Human beings are known for being products of their environments. So what do you get when you subject a person to inhumane conditions and an utterly complete lack of compassion? It appears to be as simple and reliable as working out a mathematical equation. It seems though, if you don't get the answer you were looking for, why would you stick with the same formula?

That's not how progress is made. Reexamination, acknowledgment of mistakes, and the redressing of faults are the key to a healthy, moral society.

- a prisoner at Walpole MA in the Department Disciplinary Unit, March 2004

chain
[Control Units] [Oregon]
expand

OR prisoner locked down/fined for not making bed

I have currently signed up for your MIM Notes. But due to my recent transfer to another "Correctional Facility" I am delayed in my response back to you. Fortune has it that another comrade is on my tier to help me out.

He read to me from your latest edition about Control Units, SHU, IMU, DSU, and AD-SEG. I am currently serving 16 years (190 mo) under mandatory minimum sentencing guidelines (Measure 11) and have spent 7 years in DSU and IMU. I have not even stabbed anyone or killed a cop and yet Oregon Dept of Corruptions has kept me consistently locked down for not lining my shoes up under my bunk, hanging too many shirts on my clothing hooks, and various disobediences of order and disrespect.

As your article alluded to, I have lost a good deal of my long range and medium range vision. And because the ODOC doesn't provide toothpaste, only baking soda, my teeth are rotting out of my mouth due to lack of Flouride and breaking because baking soda is an abrasive which strips tooth enamel, making the teeth susceptible to cracking and breaking.

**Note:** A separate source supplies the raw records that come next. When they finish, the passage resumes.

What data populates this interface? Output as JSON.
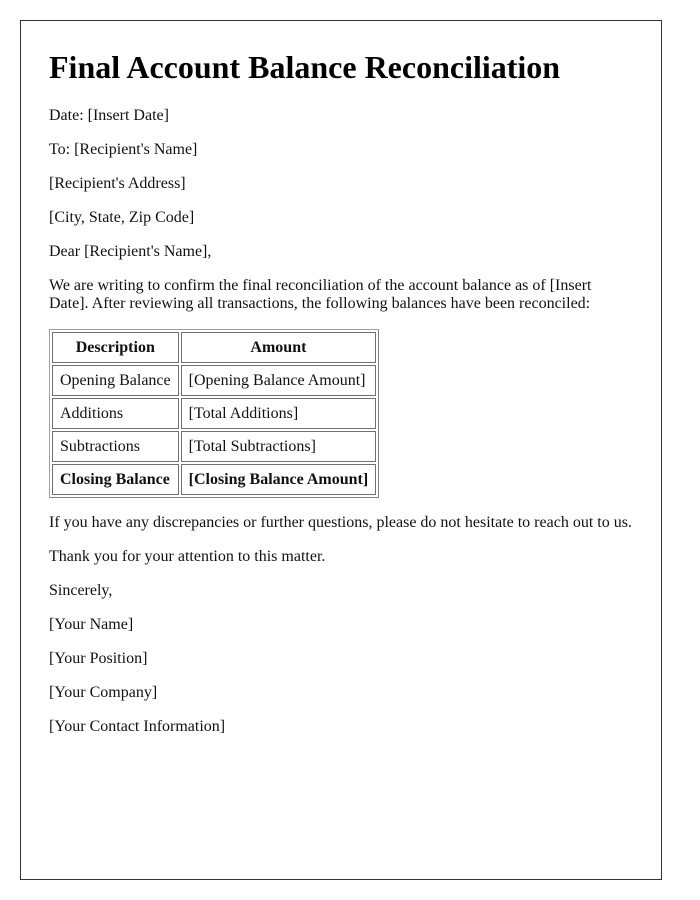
{
  "document": {
    "title": "Final Account Balance Reconciliation",
    "date_line": "Date: [Insert Date]",
    "to_line": "To: [Recipient's Name]",
    "address_line": "[Recipient's Address]",
    "city_line": "[City, State, Zip Code]",
    "salutation": "Dear [Recipient's Name],",
    "intro": "We are writing to confirm the final reconciliation of the account balance as of [Insert Date]. After reviewing all transactions, the following balances have been reconciled:",
    "table": {
      "headers": [
        "Description",
        "Amount"
      ],
      "rows": [
        {
          "description": "Opening Balance",
          "amount": "[Opening Balance Amount]",
          "bold": false
        },
        {
          "description": "Additions",
          "amount": "[Total Additions]",
          "bold": false
        },
        {
          "description": "Subtractions",
          "amount": "[Total Subtractions]",
          "bold": false
        },
        {
          "description": "Closing Balance",
          "amount": "[Closing Balance Amount]",
          "bold": true
        }
      ]
    },
    "discrepancy_note": "If you have any discrepancies or further questions, please do not hesitate to reach out to us.",
    "thanks": "Thank you for your attention to this matter.",
    "closing": "Sincerely,",
    "signature": {
      "name": "[Your Name]",
      "position": "[Your Position]",
      "company": "[Your Company]",
      "contact": "[Your Contact Information]"
    }
  }
}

It's not like providing inmates with toothpaste would break the bank. DOC confiscates inmate money for every and all rule violations. I recently got fined $75.00 for not making my bed in a timely and fashionable manner. Times this by 20,000 inmates a week and "Inmate Welfare fund" has the money for basic elements of hygiene.

chain
[Control Units] [Oregon]
expand

IMU in Oregon

I finally got my MIM Notes and I really enjoyed reading about how you expose the department of corrections dark side. Here in Oregon you see a lot of human rights violations such as: being placed in a program called IMU (Intensive Management Unit) without a probable cause, if your institution feels you're a threat to them or the prison population you're placed in this program, but first you go to segregation for six months, then you go to IMU and depending on what DOC says you could stay there up to five years. IMU is a max custody unit. But they have made it out to be like segregation. According to DOC if you're in a max custody unit you're supposed to receive your property in IMU. You have to earn it by doing programs. Because you people expose such acts and believe that it should be changed I enjoy your MIM Notes.

chain